Late strikes rekindle Lancashire's victory push
Derbyshire 370 and 123 for 3 (Slater 58) trail Lancashire 551 (Prince 230, Petersen 113, Lilley 63, Taylor 4-113) by 58 runs
It is so often the little things that make the big differences.
With seven balls to be bowled on the sunlit, if chilly, third evening of this game, Derbyshire's Ben Slater and Chesney Hughes had every reason to be happy with their work. True, their side had conceded a first-innings lead of 181 and skipper Billy Godleman had been caught at second slip by Steven Croft off Tom Bailey for only 7.

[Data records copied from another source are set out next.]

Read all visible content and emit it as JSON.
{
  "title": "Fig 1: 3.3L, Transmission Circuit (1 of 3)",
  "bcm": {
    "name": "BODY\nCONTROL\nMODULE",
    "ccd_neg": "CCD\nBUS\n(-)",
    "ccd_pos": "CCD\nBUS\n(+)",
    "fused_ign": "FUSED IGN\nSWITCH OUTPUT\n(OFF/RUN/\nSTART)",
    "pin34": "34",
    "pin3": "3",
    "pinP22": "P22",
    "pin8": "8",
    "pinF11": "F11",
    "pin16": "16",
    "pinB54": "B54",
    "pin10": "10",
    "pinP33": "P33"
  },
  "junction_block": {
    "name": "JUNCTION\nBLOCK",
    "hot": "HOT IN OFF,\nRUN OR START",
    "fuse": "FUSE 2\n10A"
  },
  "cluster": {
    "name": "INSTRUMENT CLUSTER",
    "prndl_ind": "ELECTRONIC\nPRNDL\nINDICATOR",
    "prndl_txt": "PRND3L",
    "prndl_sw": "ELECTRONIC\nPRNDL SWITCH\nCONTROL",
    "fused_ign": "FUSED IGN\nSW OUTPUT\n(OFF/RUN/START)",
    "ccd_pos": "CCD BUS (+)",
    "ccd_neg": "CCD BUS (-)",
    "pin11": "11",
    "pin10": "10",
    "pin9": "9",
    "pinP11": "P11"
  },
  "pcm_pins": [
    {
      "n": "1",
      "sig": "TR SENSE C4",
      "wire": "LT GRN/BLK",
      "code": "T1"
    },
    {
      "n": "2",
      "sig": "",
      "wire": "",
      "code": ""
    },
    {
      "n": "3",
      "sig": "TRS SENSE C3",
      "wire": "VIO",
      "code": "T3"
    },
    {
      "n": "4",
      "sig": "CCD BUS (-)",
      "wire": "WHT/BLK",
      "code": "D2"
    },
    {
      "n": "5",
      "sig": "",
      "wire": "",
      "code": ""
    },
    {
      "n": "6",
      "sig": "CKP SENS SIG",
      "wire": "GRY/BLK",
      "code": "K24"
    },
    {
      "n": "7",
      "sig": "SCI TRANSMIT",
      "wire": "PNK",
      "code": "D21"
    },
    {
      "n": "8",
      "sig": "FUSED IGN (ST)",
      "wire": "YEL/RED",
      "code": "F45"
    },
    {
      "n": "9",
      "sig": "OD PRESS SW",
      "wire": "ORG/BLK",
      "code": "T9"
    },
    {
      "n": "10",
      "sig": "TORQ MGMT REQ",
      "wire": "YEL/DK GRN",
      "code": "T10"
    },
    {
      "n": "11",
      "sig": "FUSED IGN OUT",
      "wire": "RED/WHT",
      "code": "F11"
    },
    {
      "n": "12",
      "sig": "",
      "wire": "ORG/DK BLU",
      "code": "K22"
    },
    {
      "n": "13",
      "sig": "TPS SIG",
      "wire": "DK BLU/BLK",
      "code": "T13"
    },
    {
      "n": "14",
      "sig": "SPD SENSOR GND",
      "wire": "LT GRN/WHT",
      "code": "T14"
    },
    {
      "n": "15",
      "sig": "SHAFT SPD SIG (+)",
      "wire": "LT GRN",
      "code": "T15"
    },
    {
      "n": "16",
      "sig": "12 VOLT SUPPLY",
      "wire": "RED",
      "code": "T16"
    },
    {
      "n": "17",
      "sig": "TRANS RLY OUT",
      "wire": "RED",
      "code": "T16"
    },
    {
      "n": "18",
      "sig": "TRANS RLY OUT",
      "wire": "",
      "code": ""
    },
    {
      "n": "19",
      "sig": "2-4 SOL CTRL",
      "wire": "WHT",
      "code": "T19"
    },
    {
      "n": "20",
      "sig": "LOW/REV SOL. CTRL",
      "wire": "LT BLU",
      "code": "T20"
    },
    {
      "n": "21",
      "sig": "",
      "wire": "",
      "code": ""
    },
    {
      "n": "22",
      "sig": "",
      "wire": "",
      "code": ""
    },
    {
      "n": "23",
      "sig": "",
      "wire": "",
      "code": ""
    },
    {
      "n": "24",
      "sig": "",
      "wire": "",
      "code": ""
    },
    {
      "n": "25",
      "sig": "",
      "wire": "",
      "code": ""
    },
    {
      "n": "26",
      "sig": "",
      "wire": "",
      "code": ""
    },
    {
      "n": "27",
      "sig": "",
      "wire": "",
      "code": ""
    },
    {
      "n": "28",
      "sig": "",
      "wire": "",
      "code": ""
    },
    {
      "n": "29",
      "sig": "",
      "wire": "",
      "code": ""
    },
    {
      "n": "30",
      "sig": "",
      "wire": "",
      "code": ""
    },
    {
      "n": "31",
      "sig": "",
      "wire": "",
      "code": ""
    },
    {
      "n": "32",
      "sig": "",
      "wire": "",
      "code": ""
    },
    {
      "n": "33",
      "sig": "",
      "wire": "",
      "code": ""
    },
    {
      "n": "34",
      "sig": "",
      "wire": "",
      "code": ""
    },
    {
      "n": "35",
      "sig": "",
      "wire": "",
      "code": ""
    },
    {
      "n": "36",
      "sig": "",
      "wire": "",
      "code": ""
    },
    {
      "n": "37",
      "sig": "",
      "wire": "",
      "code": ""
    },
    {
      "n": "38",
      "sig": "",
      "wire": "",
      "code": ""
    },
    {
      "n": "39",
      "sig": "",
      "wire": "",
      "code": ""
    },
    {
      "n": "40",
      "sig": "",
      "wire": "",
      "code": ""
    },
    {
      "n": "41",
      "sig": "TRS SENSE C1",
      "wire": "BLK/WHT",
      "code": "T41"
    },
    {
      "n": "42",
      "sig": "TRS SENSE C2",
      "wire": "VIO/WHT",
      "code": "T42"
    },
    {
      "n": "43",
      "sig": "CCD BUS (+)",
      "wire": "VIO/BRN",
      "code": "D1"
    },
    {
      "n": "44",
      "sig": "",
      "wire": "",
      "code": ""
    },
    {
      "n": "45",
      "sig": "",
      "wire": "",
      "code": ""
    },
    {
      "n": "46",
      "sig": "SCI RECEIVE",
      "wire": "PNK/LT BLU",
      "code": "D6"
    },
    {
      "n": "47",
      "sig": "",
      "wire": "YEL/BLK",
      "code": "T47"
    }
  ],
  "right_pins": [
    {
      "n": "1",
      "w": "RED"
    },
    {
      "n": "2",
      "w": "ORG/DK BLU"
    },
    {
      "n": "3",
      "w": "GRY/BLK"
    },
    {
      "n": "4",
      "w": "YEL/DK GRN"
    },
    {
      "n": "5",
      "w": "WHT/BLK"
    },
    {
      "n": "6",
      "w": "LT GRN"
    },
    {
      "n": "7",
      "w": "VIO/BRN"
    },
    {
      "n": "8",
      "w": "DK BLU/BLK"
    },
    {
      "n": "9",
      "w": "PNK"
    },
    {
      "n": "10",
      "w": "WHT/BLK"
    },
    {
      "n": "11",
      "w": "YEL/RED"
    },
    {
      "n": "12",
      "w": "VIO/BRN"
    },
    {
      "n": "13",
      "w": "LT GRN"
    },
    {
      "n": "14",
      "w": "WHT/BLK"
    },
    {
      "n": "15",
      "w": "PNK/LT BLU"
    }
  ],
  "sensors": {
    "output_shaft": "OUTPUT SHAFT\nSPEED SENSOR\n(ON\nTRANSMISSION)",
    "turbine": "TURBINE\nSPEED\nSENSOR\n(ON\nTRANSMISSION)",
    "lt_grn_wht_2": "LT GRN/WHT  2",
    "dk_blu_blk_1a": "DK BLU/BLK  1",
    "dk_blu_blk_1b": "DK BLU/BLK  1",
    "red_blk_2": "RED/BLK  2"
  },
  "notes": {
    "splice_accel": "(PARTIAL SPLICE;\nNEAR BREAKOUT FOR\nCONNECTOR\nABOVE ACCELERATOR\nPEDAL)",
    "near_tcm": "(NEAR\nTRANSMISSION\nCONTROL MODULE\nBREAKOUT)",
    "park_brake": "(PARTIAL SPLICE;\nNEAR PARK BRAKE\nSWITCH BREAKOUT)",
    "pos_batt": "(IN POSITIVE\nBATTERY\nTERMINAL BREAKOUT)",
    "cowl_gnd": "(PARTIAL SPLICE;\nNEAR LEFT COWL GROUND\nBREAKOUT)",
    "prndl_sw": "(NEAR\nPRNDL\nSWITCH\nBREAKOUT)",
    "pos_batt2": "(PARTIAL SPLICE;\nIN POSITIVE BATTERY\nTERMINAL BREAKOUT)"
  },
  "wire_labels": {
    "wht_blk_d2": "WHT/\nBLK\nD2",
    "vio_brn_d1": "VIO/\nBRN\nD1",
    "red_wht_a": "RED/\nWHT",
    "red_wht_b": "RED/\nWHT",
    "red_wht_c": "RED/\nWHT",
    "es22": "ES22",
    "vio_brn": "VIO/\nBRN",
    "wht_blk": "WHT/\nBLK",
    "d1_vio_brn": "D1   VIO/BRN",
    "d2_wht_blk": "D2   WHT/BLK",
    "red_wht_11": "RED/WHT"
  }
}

But that wicket had fallen at 3.20pm and it was now five to six. For over two hours, 39 overs in fact, the two left-handers had resisted Lancashire's bowlers and had played the spinners, Simon Kerrigan and Arron Lilley, particularly well on a pitch offering increasing turn, spiced with lively bounce.
Slater had completed his fifth half-century in eight Championship innings and Hughes had played with increasing assurance. Neither batsman had been slow to attack the spinners. The score was 119 for 1. Seven nuts to go then….
Lilley bowled to Slater, it was a good ball which bounced and turned but no more so than others had. The opener, however, did not quite cover the full deviation and the ball looped up to Croft, who was crouched close in on the leg side. At last, after two dozen appeals and one or two stares of outraged disappointment at umpires Nick Cook and Rob Bailey, the home side had the breakthrough. The crowd, many of whom had sat in insulated contentment throughout the day, could go home happy.
But wait. Now Kerrigan bowls to Hughes on 41 and the ball is gloved to that man Croft again. Lancashire's fielders engulf their captain as if he has won something. Hughes bends over his bat in the despairing, desolate manner of Rory McIlroy at that Masters. He does so for a long moment and then walks very slowly away from the wicket. Hashim Amla joins nightwatchman Tom Taylor and the pair see things through to the close. Little things, eh…
Lancashire were now favourites to win this game but Amla was still there and this was his last four-day match for Derbyshire. Southport, for all its affluence and all its gentle conservatism, has a tradition of serving up maverick matches and surprising last days. Derbyshire coach Graeme Welch has already talked about the possibility of chiselling out "a cheeky little lead" and then seeing how Lancashire coped on the Trafalgar Road pitch. He was not whistling in the dark. Well, not quite, anyway. This has been a fine game of cricket and it deserves a special climax.
Seven balls to go, though. Would you Adam and Eve it?
For all that they are behind in this game Derbyshire do not deserve to be obliterated by an innings or anything like it. In the first half of this day, they coped with a run-hungry Ashwell Prince, who is, his team-mates say, in his last season for Lancashire. Nicely placed on 156 overnight, Prince proved that he had not fed sufficiently on Godleman's attack by playing a pair of majestic cover drives off successive balls from Tom Taylor.
By then, though, he had lost Alex Davies, whose savage cut off the same bowler only edged the ball to Amla at slip. He palmed it to his neighbour Hughes. Then Jordan Clark made a brisk 39 before being leg before to Wainwright when trying to hoick across the line. Lancashire lunched on 479 for 6 and their lead was 109. This was clearly not enough for a side well aware of the perils of batting fourth here.
So they batted on, deep into the afternoon, the rifle-shots from Prince and Lilley's bats puncturing the hum of talk and the clink of glasses from the corporate hospitality marquees. Prince was already only the fourth man to score a double-hundred in a County Championship match at Trafalgar Road. Other records were within his grasp when, on 230, he pulled a ball from Matthew Critchley to Scott Elstone at straight midwicket.
The last three wickets fell in 20 balls, two of them to Critchley who finished with 3 for 50. They were his maiden successes in first-class cricket. By the time Lancashire were all out their total of 551 was a record for this ground, beating the 523 Warwickshire made in another great game in 1982. Lilley's 63 was a career-best effort.
For his part, though, Critchley may be happy to tell his friends and family how he dismissed Prince, a Test batsman 20 years his senior. Then he may talk about how well Slater and Hughes batted. It may be a while, though, before he discusses those final seven balls.